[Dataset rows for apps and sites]

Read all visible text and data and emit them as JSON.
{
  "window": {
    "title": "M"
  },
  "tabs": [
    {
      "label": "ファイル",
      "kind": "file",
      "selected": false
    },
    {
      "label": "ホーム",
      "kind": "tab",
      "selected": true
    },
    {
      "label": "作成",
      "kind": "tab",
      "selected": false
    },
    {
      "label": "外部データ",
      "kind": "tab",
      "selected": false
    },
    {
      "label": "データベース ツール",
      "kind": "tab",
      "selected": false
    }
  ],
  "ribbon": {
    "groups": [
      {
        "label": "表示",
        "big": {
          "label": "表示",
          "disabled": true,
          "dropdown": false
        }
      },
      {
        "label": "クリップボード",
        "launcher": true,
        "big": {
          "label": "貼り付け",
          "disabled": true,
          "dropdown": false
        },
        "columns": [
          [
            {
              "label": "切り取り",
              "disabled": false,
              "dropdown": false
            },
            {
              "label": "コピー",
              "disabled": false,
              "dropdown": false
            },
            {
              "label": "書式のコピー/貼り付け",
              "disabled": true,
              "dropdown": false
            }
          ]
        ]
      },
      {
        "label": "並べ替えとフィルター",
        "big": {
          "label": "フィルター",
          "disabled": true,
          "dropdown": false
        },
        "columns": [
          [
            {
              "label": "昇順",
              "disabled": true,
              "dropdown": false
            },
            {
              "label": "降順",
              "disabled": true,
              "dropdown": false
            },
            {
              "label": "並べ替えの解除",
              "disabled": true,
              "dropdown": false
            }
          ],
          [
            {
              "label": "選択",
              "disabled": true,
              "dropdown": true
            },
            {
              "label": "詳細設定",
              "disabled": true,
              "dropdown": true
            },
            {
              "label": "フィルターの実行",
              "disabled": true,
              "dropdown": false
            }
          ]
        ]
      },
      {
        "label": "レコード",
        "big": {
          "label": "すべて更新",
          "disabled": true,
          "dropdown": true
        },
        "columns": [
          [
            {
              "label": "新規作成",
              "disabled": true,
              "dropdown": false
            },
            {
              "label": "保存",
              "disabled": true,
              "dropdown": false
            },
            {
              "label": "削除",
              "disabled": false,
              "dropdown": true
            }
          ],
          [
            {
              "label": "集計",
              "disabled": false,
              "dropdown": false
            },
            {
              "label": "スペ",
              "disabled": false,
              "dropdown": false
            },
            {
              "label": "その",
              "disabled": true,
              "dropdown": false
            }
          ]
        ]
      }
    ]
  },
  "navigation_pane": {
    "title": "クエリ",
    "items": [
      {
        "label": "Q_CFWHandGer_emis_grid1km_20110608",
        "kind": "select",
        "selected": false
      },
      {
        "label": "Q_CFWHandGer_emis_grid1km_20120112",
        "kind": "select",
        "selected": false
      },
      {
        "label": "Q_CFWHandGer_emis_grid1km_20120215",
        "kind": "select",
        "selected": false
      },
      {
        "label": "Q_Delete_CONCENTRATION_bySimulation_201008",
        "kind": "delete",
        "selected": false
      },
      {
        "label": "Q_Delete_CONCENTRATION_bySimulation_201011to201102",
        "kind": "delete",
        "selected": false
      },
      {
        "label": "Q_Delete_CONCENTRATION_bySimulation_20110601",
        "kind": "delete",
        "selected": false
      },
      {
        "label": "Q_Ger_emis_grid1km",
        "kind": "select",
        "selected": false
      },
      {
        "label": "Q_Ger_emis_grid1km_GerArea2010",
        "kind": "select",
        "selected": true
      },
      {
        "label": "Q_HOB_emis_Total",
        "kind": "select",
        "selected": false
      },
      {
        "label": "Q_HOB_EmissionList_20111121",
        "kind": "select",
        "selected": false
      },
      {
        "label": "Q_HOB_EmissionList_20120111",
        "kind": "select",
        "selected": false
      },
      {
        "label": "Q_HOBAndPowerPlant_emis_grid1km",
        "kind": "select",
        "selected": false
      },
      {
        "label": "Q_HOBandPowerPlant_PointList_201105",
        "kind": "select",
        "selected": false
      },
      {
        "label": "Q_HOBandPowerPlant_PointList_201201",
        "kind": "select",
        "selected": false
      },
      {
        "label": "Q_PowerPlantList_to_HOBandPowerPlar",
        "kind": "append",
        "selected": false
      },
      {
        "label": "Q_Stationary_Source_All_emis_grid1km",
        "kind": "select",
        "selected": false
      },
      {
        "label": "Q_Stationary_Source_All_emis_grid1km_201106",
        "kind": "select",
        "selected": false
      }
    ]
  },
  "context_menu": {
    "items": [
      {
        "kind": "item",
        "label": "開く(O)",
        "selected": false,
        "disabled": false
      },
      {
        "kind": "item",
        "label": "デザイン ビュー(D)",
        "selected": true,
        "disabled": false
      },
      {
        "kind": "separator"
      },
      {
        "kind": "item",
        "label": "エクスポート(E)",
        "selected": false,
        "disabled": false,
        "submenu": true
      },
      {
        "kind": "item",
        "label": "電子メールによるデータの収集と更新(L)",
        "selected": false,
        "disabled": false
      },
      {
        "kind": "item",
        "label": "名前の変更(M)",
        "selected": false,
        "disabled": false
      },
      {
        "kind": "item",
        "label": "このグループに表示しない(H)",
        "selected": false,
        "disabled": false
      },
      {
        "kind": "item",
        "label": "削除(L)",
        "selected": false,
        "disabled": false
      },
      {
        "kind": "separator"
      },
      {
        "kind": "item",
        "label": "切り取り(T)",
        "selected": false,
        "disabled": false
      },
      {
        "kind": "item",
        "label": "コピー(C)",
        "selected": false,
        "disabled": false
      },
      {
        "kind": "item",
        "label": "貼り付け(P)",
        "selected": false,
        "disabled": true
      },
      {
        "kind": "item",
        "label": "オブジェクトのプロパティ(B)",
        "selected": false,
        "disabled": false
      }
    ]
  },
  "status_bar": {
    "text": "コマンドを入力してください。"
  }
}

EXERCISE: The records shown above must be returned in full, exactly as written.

OUTPUT FOR THIS EXERCISE:
Read all visible text and data and emit them as JSON.
{
  "window": {
    "title": "M"
  },
  "tabs": [
    {
      "label": "ファイル",
      "kind": "file",
      "selected": false
    },
    {
      "label": "ホーム",
      "kind": "tab",
      "selected": true
    },
    {
      "label": "作成",
      "kind": "tab",
      "selected": false
    },
    {
      "label": "外部データ",
      "kind": "tab",
      "selected": false
    },
    {
      "label": "データベース ツール",
      "kind": "tab",
      "selected": false
    }
  ],
  "ribbon": {
    "groups": [
      {
        "label": "表示",
        "big": {
          "label": "表示",
          "disabled": true,
          "dropdown": false
        }
      },
      {
        "label": "クリップボード",
        "launcher": true,
        "big": {
          "label": "貼り付け",
          "disabled": true,
          "dropdown": false
        },
        "columns": [
          [
            {
              "label": "切り取り",
              "disabled": false,
              "dropdown": false
            },
            {
              "label": "コピー",
              "disabled": false,
              "dropdown": false
            },
            {
              "label": "書式のコピー/貼り付け",
              "disabled": true,
              "dropdown": false
            }
          ]
        ]
      },
      {
        "label": "並べ替えとフィルター",
        "big": {
          "label": "フィルター",
          "disabled": true,
          "dropdown": false
        },
        "columns": [
          [
            {
              "label": "昇順",
              "disabled": true,
              "dropdown": false
            },
            {
              "label": "降順",
              "disabled": true,
              "dropdown": false
            },
            {
              "label": "並べ替えの解除",
              "disabled": true,
              "dropdown": false
            }
          ],
          [
            {
              "label": "選択",
              "disabled": true,
              "dropdown": true
            },
            {
              "label": "詳細設定",
              "disabled": true,
              "dropdown": true
            },
            {
              "label": "フィルターの実行",
              "disabled": true,
              "dropdown": false
            }
          ]
        ]
      },
      {
        "label": "レコード",
        "big": {
          "label": "すべて更新",
          "disabled": true,
          "dropdown": true
        },
        "columns": [
          [
            {
              "label": "新規作成",
              "disabled": true,
              "dropdown": false
            },
            {
              "label": "保存",
              "disabled": true,
              "dropdown": false
            },
            {
              "label": "削除",
              "disabled": false,
              "dropdown": true
            }
          ],
          [
            {
              "label": "集計",
              "disabled": false,
              "dropdown": false
            },
            {
              "label": "スペ",
              "disabled": false,
              "dropdown": false
            },
            {
              "label": "その",
              "disabled": true,
              "dropdown": false
            }
          ]
        ]
      }
    ]
  },
  "navigation_pane": {
    "title": "クエリ",
    "items": [
      {
        "label": "Q_CFWHandGer_emis_grid1km_20110608",
        "kind": "select",
        "selected": false
      },
      {
        "label": "Q_CFWHandGer_emis_grid1km_20120112",
        "kind": "select",
        "selected": false
      },
      {
        "label": "Q_CFWHandGer_emis_grid1km_20120215",
        "kind": "select",
        "selected": false
      },
      {
        "label": "Q_Delete_CONCENTRATION_bySimulation_201008",
        "kind": "delete",
        "selected": false
      },
      {
        "label": "Q_Delete_CONCENTRATION_bySimulation_201011to201102",
        "kind": "delete",
        "selected": false
      },
      {
        "label": "Q_Delete_CONCENTRATION_bySimulation_20110601",
        "kind": "delete",
        "selected": false
      },
      {
        "label": "Q_Ger_emis_grid1km",
        "kind": "select",
        "selected": false
      },
      {
        "label": "Q_Ger_emis_grid1km_GerArea2010",
        "kind": "select",
        "selected": true
      },
      {
        "label": "Q_HOB_emis_Total",
        "kind": "select",
        "selected": false
      },
      {
        "label": "Q_HOB_EmissionList_20111121",
        "kind": "select",
        "selected": false
      },
      {
        "label": "Q_HOB_EmissionList_20120111",
        "kind": "select",
        "selected": false
      },
      {
        "label": "Q_HOBAndPowerPlant_emis_grid1km",
        "kind": "select",
        "selected": false
      },
      {
        "label": "Q_HOBandPowerPlant_PointList_201105",
        "kind": "select",
        "selected": false
      },
      {
        "label": "Q_HOBandPowerPlant_PointList_201201",
        "kind": "select",
        "selected": false
      },
      {
        "label": "Q_PowerPlantList_to_HOBandPowerPlar",
        "kind": "append",
        "selected": false
      },
      {
        "label": "Q_Stationary_Source_All_emis_grid1km",
        "kind": "select",
        "selected": false
      },
      {
        "label": "Q_Stationary_Source_All_emis_grid1km_201106",
        "kind": "select",
        "selected": false
      }
    ]
  },
  "context_menu": {
    "items": [
      {
        "kind": "item",
        "label": "開く(O)",
        "selected": false,
        "disabled": false
      },
      {
        "kind": "item",
        "label": "デザイン ビュー(D)",
        "selected": true,
        "disabled": false
      },
      {
        "kind": "separator"
      },
      {
        "kind": "item",
        "label": "エクスポート(E)",
        "selected": false,
        "disabled": false,
        "submenu": true
      },
      {
        "kind": "item",
        "label": "電子メールによるデータの収集と更新(L)",
        "selected": false,
        "disabled": false
      },
      {
        "kind": "item",
        "label": "名前の変更(M)",
        "selected": false,
        "disabled": false
      },
      {
        "kind": "item",
        "label": "このグループに表示しない(H)",
        "selected": false,
        "disabled": false
      },
      {
        "kind": "item",
        "label": "削除(L)",
        "selected": false,
        "disabled": false
      },
      {
        "kind": "separator"
      },
      {
        "kind": "item",
        "label": "切り取り(T)",
        "selected": false,
        "disabled": false
      },
      {
        "kind": "item",
        "label": "コピー(C)",
        "selected": false,
        "disabled": false
      },
      {
        "kind": "item",
        "label": "貼り付け(P)",
        "selected": false,
        "disabled": true
      },
      {
        "kind": "item",
        "label": "オブジェクトのプロパティ(B)",
        "selected": false,
        "disabled": false
      }
    ]
  },
  "status_bar": {
    "text": "コマンドを入力してください。"
  }
}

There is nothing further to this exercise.